The Most Common Estate Planning Mistakes

Estate planning is a process that helps you manage your assets while alive and transfer them after your death. While it may seem like a daunting task, failing to plan for the inevitable is one of the biggest mistakes you can make. Don’t wait until it’s too late to start thinking about what will happen to your belongings and your loved ones when you’re gone. Here are some of the most common estate planning mistakes people make. This knowledge should allow you to avoid these mistakes and make the best plan for the future.

Failing to Plan

One of the most common estate planning mistakes is failing to plan at all. If you don’t have a will or any other kind of estate plan in place, it can create a lot of unnecessary stress and complications for your loved ones after you’re gone. Not to mention, if you have young children, it’s especially important to have a plan in place in case something happens to you. Without a will or estate plan, state laws will determine how your assets are distributed, which may not be in line with your wishes.

Not Discussing with Family and Friends

Another common mistake people make is not discussing their plans with their family and friends. It’s important to have these conversations while you’re still alive so that everyone is on the same page and knows what to expect. Keep in mind that your family and friends will likely be grieving after you die, so it’s important to make things as easy for them as possible by having these conversations beforehand.

Not Thinking about Your Children

If you have young children, it’s important to think about their future in your estate planning. This includes things like who will take care of them if something happens to you and who will make financial decisions on their behalf.

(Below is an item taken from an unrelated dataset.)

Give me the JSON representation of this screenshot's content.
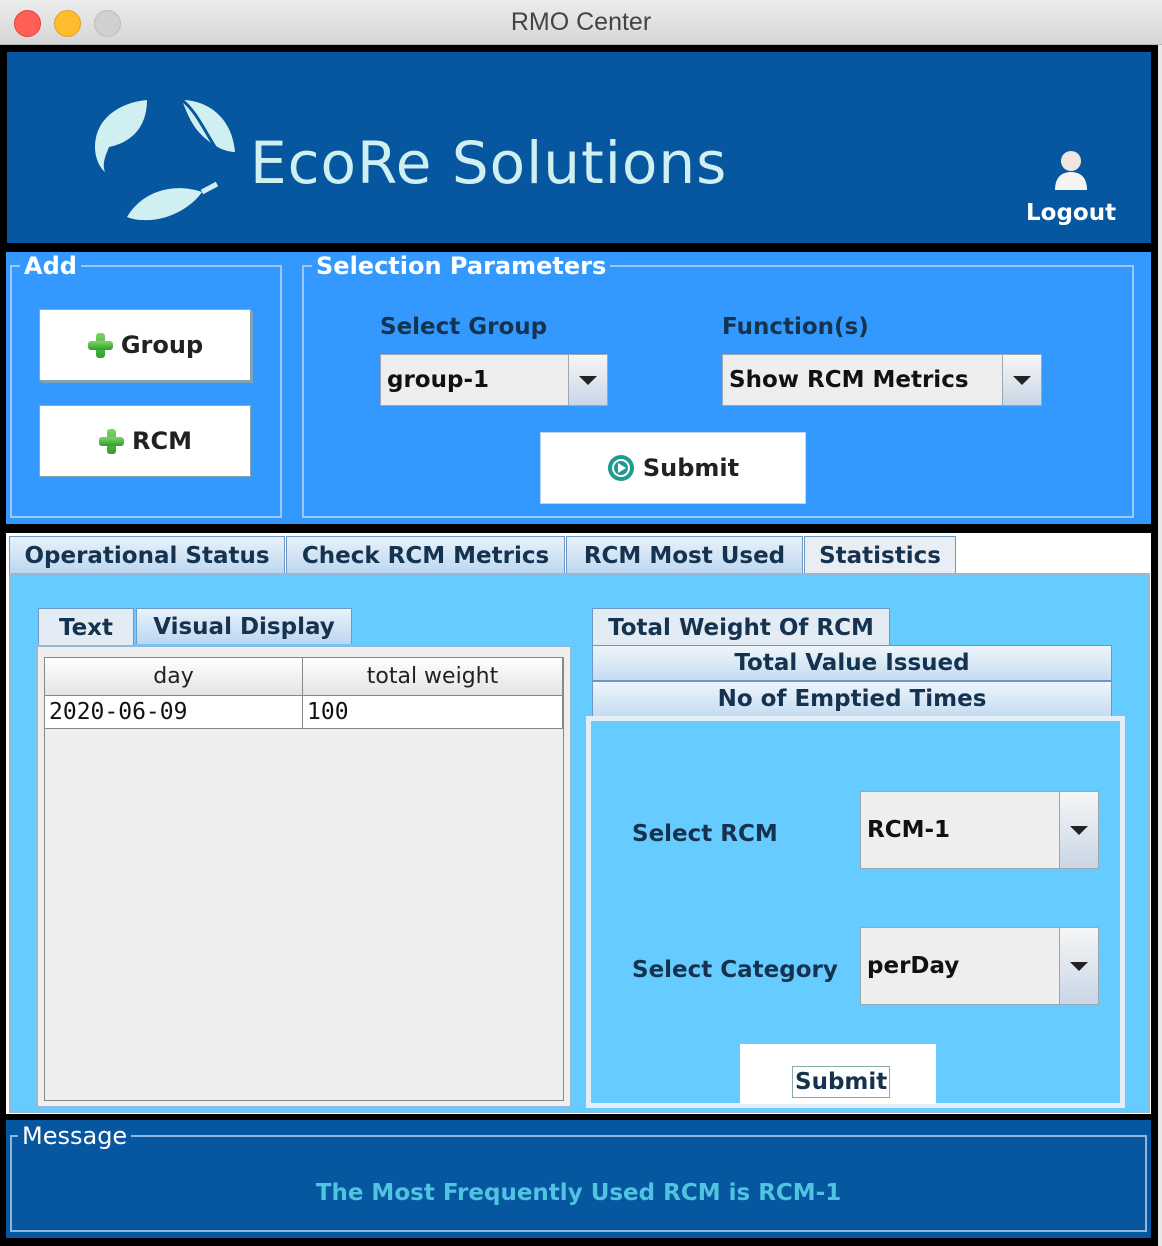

Failing to plan for these contingencies could mean that your children are placed in the care of someone you wouldn’t choose or that they don’t have anyone looking out for their best interests.

Naming Only One Beneficiary

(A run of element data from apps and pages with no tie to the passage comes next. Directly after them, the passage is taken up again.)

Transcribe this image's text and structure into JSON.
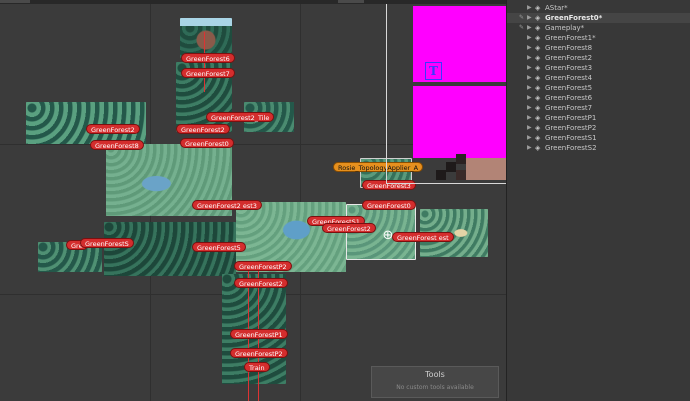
{
  "scene_labels": {
    "gf6": "GreenForest6",
    "gf7": "GreenForest7",
    "gf2a": "GreenForest2",
    "gf2b": "GreenForest2",
    "gf2_tile": "GreenForest2_Tile",
    "gf8": "GreenForest8",
    "gf0": "GreenForest0",
    "gf2c": "GreenForest2",
    "gf3": "GreenForest3",
    "gf10": "GreenForest0",
    "gf_2st": "GreenForest2 est3",
    "gfs1": "GreenForestS1",
    "gf2d": "GreenForest2",
    "gf2e": "GreenForest2",
    "gf_est": "GreenForest est",
    "gfs": "GreenForestS",
    "gf2_5": "GreenForest5",
    "gfp2": "GreenForestP2",
    "gf2f": "GreenForest2",
    "gfp1": "GreenForestP1",
    "gfp_2": "GreenForestP2",
    "train": "Train",
    "gre": "Gre",
    "rosie": "Rosie_TopologyApplier_A"
  },
  "tools_panel": {
    "title": "Tools",
    "subtitle": "No custom tools available"
  },
  "hierarchy": [
    {
      "name": "AStar*",
      "bold": false,
      "lead": ""
    },
    {
      "name": "GreenForest0*",
      "bold": true,
      "lead": "eye"
    },
    {
      "name": "Gameplay*",
      "bold": false,
      "lead": "eye"
    },
    {
      "name": "GreenForest1*",
      "bold": false,
      "lead": ""
    },
    {
      "name": "GreenForest8",
      "bold": false,
      "lead": ""
    },
    {
      "name": "GreenForest2",
      "bold": false,
      "lead": ""
    },
    {
      "name": "GreenForest3",
      "bold": false,
      "lead": ""
    },
    {
      "name": "GreenForest4",
      "bold": false,
      "lead": ""
    },
    {
      "name": "GreenForest5",
      "bold": false,
      "lead": ""
    },
    {
      "name": "GreenForest6",
      "bold": false,
      "lead": ""
    },
    {
      "name": "GreenForest7",
      "bold": false,
      "lead": ""
    },
    {
      "name": "GreenForestP1",
      "bold": false,
      "lead": ""
    },
    {
      "name": "GreenForestP2",
      "bold": false,
      "lead": ""
    },
    {
      "name": "GreenForestS1",
      "bold": false,
      "lead": ""
    },
    {
      "name": "GreenForestS2",
      "bold": false,
      "lead": ""
    }
  ],
  "icons": {
    "text_gizmo": "T",
    "globe": "⊕",
    "arrow": "▶",
    "unity": "◈"
  },
  "colors": {
    "label_red": "#d42d2d",
    "label_orange": "#e6901e",
    "magenta": "#ff00ff",
    "forest": "#2f6b57",
    "grass": "#6fa886"
  }
}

Many people make the mistake of naming just one beneficiary, such as a spouse or child, without considering what would happen if that person died before they did. It’s important to name alternate beneficiaries in your will or estate plan so that your assets are distributed according to your wishes regardless of whether the original beneficiary is still alive when you die.

Failing to Choose Power of Attorney or Healthcare Representatives

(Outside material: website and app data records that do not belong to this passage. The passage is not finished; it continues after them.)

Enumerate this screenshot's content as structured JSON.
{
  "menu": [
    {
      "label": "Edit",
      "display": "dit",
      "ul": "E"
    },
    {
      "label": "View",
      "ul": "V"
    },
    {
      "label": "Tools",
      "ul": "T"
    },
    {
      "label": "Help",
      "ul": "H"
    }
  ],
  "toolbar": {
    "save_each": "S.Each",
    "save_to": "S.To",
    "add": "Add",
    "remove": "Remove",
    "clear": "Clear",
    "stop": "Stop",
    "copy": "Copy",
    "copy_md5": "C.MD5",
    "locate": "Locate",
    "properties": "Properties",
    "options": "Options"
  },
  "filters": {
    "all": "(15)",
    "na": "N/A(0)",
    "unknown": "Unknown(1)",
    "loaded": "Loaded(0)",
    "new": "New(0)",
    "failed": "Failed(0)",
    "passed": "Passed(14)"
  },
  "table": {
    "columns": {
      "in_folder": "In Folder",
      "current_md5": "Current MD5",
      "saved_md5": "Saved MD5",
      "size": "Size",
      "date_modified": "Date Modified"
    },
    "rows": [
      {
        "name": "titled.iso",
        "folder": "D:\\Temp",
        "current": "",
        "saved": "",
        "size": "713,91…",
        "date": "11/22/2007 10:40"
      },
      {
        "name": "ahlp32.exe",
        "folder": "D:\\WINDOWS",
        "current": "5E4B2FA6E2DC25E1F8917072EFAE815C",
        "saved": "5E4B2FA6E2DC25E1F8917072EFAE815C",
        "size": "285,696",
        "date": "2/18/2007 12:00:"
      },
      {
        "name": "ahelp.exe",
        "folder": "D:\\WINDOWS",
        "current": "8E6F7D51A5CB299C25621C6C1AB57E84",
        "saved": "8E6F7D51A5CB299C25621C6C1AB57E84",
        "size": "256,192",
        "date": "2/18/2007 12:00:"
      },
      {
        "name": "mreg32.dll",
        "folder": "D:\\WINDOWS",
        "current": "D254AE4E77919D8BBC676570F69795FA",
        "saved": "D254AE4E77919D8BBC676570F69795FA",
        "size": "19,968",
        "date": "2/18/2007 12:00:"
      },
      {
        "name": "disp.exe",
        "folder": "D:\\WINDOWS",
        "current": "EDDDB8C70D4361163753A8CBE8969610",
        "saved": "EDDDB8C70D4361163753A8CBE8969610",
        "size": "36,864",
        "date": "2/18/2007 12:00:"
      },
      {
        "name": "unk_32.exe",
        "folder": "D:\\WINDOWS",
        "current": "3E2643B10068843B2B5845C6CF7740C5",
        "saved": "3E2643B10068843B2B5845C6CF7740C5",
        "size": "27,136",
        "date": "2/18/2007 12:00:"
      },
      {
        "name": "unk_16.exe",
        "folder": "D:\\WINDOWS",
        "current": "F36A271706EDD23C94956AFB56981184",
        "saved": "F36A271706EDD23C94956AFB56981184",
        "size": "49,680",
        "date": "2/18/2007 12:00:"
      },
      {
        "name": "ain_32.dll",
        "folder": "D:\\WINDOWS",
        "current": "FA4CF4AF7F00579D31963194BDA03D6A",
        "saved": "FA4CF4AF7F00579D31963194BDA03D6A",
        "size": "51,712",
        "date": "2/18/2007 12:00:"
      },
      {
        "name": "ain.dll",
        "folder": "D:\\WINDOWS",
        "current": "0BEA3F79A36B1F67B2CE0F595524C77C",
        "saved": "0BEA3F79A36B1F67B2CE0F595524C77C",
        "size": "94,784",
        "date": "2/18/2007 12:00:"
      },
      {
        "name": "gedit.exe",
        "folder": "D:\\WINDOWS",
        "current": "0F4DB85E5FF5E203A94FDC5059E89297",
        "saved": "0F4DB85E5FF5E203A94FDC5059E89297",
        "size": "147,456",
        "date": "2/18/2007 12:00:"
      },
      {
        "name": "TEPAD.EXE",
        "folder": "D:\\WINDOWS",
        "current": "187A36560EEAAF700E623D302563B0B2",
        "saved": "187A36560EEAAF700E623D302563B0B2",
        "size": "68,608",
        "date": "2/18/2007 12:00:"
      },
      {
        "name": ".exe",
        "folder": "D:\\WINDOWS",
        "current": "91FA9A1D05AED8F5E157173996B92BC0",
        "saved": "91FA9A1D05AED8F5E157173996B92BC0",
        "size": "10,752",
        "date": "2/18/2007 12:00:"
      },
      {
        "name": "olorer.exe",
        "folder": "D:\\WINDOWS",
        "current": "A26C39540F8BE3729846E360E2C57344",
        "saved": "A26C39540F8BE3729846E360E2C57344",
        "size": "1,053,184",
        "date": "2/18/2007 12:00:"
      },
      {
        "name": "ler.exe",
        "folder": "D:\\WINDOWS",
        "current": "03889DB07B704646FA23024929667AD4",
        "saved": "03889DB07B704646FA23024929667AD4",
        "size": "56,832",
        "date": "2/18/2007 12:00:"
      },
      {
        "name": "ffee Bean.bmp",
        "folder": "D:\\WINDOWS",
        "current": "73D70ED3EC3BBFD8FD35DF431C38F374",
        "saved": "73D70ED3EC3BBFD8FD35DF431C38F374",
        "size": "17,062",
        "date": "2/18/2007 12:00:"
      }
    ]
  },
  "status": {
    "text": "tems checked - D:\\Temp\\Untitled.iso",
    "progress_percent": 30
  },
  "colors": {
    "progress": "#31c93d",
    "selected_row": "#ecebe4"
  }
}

If you become incapacitated, it’s important to have someone named as your power of attorney or healthcare representative so that they can make decisions on your behalf. This person will need to be someone you trust implicitly and who knows your wishes regarding medical treatment and other important matters.

Overlooking Final Arrangements

Another common mistake people make is forgetting to discuss their final arrangements with their loved ones ahead of time. This includes things like whether you want to be buried or cremated, as well as any specific funeral or memorial service preferences you may have. By having these conversations now, you can spare your loved ones the stress of having to make these decisions on their own after you die.

Forgetting to Consider Your Digital Assets

Your “digital assets” are anything that exists in digital form, such as social media accounts, online banking information, and loyalty points. It’s important to include these assets in your estate plan so that your loved ones can access them after you’re gone. Without explicit instructions, your family may not be able to get into your accounts or may not even know that they exist.

Being Too Specific

It’s important to be specific when drafting your estate plan so that there is no room for interpretation. However, there is such a thing as being too specific. For example, if you stipulate that a piece of property can only be used for a certain purpose, it may become a burden for your heirs if they have different plans for it. It’s important to strike a balance between being specific and leaving some flexibility in your estate plan.

Forgetting About Taxes

When you’re creating an estate plan, it’s important to keep taxes in mind. Depending on the value of your assets and how they’re distributed, your loved ones could be hit with a hefty tax bill after you die. By working with an experienced estate planner, you can ensure that your assets are distributed in a way that minimizes the tax burden on your heirs.

Failing to Update Your Plan Frequently Enough

Your life circumstances are always changing, and your estate plan should change with them. If you got married, had children, or bought a house since you last updated your estate plan, those are all major life events that need to be reflected in your documents. You should review your estate plan at least once every five years, or sooner if there’s a significant change in your life.

Not Securing Your Estate Plan

An estate plan is only as good as its execution. Once you have everything in place, it’s important to make sure that the people who are supposed to be carrying out your wishes know where to find all the relevant documents. Store them in a safe place where they can easily be accessed by the executor of your estate, and provide written instructions for what needs to be done with them after you’re gone.

Estate planning can seem like a daunting task, but it doesn’t have to be. With a little bit of planning and some expert guidance, you can create an estate plan that meets your unique needs and provides peace of mind for you and your loved ones. If you need help with estate planning, don’t hesitate to contact us today to schedule a free consultation.